- [Input for this task]

>>>

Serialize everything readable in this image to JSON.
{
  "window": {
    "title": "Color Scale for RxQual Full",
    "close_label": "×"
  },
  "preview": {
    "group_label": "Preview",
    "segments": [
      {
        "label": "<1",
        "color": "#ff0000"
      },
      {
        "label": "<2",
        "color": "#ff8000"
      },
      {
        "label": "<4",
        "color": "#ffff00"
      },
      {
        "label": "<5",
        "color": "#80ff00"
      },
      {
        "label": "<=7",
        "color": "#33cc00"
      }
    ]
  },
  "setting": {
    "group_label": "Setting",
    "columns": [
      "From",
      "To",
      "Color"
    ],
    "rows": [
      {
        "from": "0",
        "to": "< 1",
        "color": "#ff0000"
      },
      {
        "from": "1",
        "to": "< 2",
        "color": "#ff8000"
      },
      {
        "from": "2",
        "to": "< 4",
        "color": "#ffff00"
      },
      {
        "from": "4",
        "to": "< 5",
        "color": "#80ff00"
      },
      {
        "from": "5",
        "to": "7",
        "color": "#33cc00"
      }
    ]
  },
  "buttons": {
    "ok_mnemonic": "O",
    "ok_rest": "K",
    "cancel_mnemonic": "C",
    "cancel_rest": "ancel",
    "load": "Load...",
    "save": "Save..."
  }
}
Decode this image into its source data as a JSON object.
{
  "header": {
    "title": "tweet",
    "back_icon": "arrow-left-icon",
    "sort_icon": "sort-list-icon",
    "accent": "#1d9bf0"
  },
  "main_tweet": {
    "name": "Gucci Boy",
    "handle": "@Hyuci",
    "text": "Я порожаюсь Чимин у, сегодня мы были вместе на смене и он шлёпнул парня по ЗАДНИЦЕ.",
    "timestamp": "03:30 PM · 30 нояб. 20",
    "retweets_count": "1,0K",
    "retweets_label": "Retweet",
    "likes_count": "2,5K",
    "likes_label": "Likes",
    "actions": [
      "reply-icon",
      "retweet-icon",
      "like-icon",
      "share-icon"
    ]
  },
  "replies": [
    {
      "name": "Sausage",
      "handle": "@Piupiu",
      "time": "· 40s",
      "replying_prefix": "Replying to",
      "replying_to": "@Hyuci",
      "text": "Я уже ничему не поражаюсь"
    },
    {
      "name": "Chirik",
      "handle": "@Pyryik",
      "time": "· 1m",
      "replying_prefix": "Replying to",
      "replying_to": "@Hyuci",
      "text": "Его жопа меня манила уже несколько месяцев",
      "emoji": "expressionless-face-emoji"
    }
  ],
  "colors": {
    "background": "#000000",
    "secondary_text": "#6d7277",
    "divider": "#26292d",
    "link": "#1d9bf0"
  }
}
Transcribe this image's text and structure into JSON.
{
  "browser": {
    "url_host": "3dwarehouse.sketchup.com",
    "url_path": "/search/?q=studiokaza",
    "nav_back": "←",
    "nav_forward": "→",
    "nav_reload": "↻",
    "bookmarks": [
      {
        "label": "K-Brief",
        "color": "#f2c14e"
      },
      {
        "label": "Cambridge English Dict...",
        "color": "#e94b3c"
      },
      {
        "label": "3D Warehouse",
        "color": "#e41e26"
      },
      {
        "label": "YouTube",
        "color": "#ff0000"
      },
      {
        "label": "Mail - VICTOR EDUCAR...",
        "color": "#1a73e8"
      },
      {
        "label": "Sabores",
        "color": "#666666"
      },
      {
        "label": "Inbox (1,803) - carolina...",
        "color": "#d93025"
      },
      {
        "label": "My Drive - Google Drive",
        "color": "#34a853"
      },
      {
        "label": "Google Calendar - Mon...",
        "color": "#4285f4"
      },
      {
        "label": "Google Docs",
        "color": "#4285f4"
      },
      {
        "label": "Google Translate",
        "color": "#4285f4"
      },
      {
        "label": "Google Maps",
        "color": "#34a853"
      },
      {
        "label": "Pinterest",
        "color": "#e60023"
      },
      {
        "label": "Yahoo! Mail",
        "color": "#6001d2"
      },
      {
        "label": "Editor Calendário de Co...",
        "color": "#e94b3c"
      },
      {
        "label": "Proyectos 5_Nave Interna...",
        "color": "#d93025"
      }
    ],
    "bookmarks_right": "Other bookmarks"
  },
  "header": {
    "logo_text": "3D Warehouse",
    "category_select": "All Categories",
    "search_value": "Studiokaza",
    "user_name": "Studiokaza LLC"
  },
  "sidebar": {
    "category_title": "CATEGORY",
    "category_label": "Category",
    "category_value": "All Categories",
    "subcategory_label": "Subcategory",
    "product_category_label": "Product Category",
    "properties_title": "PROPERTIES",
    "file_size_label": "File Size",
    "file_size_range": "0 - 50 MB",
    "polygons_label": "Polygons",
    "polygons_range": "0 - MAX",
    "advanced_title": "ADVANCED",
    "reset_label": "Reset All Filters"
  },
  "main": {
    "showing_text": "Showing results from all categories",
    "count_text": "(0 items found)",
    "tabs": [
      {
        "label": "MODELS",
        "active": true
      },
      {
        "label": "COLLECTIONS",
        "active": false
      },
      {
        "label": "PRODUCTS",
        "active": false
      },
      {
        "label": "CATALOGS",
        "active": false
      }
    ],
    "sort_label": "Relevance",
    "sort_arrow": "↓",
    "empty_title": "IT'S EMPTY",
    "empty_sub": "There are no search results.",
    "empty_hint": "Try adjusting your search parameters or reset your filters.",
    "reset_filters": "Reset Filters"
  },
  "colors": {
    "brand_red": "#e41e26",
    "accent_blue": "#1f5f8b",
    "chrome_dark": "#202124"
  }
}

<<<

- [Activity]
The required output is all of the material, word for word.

- [Task response]
Serialize everything readable in this image to JSON.
{
  "window": {
    "title": "Color Scale for RxQual Full",
    "close_label": "×"
  },
  "preview": {
    "group_label": "Preview",
    "segments": [
      {
        "label": "<1",
        "color": "#ff0000"
      },
      {
        "label": "<2",
        "color": "#ff8000"
      },
      {
        "label": "<4",
        "color": "#ffff00"
      },
      {
        "label": "<5",
        "color": "#80ff00"
      },
      {
        "label": "<=7",
        "color": "#33cc00"
      }
    ]
  },
  "setting": {
    "group_label": "Setting",
    "columns": [
      "From",
      "To",
      "Color"
    ],
    "rows": [
      {
        "from": "0",
        "to": "< 1",
        "color": "#ff0000"
      },
      {
        "from": "1",
        "to": "< 2",
        "color": "#ff8000"
      },
      {
        "from": "2",
        "to": "< 4",
        "color": "#ffff00"
      },
      {
        "from": "4",
        "to": "< 5",
        "color": "#80ff00"
      },
      {
        "from": "5",
        "to": "7",
        "color": "#33cc00"
      }
    ]
  },
  "buttons": {
    "ok_mnemonic": "O",
    "ok_rest": "K",
    "cancel_mnemonic": "C",
    "cancel_rest": "ancel",
    "load": "Load...",
    "save": "Save..."
  }
}
Decode this image into its source data as a JSON object.
{
  "header": {
    "title": "tweet",
    "back_icon": "arrow-left-icon",
    "sort_icon": "sort-list-icon",
    "accent": "#1d9bf0"
  },
  "main_tweet": {
    "name": "Gucci Boy",
    "handle": "@Hyuci",
    "text": "Я порожаюсь Чимин у, сегодня мы были вместе на смене и он шлёпнул парня по ЗАДНИЦЕ.",
    "timestamp": "03:30 PM · 30 нояб. 20",
    "retweets_count": "1,0K",
    "retweets_label": "Retweet",
    "likes_count": "2,5K",
    "likes_label": "Likes",
    "actions": [
      "reply-icon",
      "retweet-icon",
      "like-icon",
      "share-icon"
    ]
  },
  "replies": [
    {
      "name": "Sausage",
      "handle": "@Piupiu",
      "time": "· 40s",
      "replying_prefix": "Replying to",
      "replying_to": "@Hyuci",
      "text": "Я уже ничему не поражаюсь"
    },
    {
      "name": "Chirik",
      "handle": "@Pyryik",
      "time": "· 1m",
      "replying_prefix": "Replying to",
      "replying_to": "@Hyuci",
      "text": "Его жопа меня манила уже несколько месяцев",
      "emoji": "expressionless-face-emoji"
    }
  ],
  "colors": {
    "background": "#000000",
    "secondary_text": "#6d7277",
    "divider": "#26292d",
    "link": "#1d9bf0"
  }
}
Transcribe this image's text and structure into JSON.
{
  "browser": {
    "url_host": "3dwarehouse.sketchup.com",
    "url_path": "/search/?q=studiokaza",
    "nav_back": "←",
    "nav_forward": "→",
    "nav_reload": "↻",
    "bookmarks": [
      {
        "label": "K-Brief",
        "color": "#f2c14e"
      },
      {
        "label": "Cambridge English Dict...",
        "color": "#e94b3c"
      },
      {
        "label": "3D Warehouse",
        "color": "#e41e26"
      },
      {
        "label": "YouTube",
        "color": "#ff0000"
      },
      {
        "label": "Mail - VICTOR EDUCAR...",
        "color": "#1a73e8"
      },
      {
        "label": "Sabores",
        "color": "#666666"
      },
      {
        "label": "Inbox (1,803) - carolina...",
        "color": "#d93025"
      },
      {
        "label": "My Drive - Google Drive",
        "color": "#34a853"
      },
      {
        "label": "Google Calendar - Mon...",
        "color": "#4285f4"
      },
      {
        "label": "Google Docs",
        "color": "#4285f4"
      },
      {
        "label": "Google Translate",
        "color": "#4285f4"
      },
      {
        "label": "Google Maps",
        "color": "#34a853"
      },
      {
        "label": "Pinterest",
        "color": "#e60023"
      },
      {
        "label": "Yahoo! Mail",
        "color": "#6001d2"
      },
      {
        "label": "Editor Calendário de Co...",
        "color": "#e94b3c"
      },
      {
        "label": "Proyectos 5_Nave Interna...",
        "color": "#d93025"
      }
    ],
    "bookmarks_right": "Other bookmarks"
  },
  "header": {
    "logo_text": "3D Warehouse",
    "category_select": "All Categories",
    "search_value": "Studiokaza",
    "user_name": "Studiokaza LLC"
  },
  "sidebar": {
    "category_title": "CATEGORY",
    "category_label": "Category",
    "category_value": "All Categories",
    "subcategory_label": "Subcategory",
    "product_category_label": "Product Category",
    "properties_title": "PROPERTIES",
    "file_size_label": "File Size",
    "file_size_range": "0 - 50 MB",
    "polygons_label": "Polygons",
    "polygons_range": "0 - MAX",
    "advanced_title": "ADVANCED",
    "reset_label": "Reset All Filters"
  },
  "main": {
    "showing_text": "Showing results from all categories",
    "count_text": "(0 items found)",
    "tabs": [
      {
        "label": "MODELS",
        "active": true
      },
      {
        "label": "COLLECTIONS",
        "active": false
      },
      {
        "label": "PRODUCTS",
        "active": false
      },
      {
        "label": "CATALOGS",
        "active": false
      }
    ],
    "sort_label": "Relevance",
    "sort_arrow": "↓",
    "empty_title": "IT'S EMPTY",
    "empty_sub": "There are no search results.",
    "empty_hint": "Try adjusting your search parameters or reset your filters.",
    "reset_filters": "Reset Filters"
  },
  "colors": {
    "brand_red": "#e41e26",
    "accent_blue": "#1f5f8b",
    "chrome_dark": "#202124"
  }
}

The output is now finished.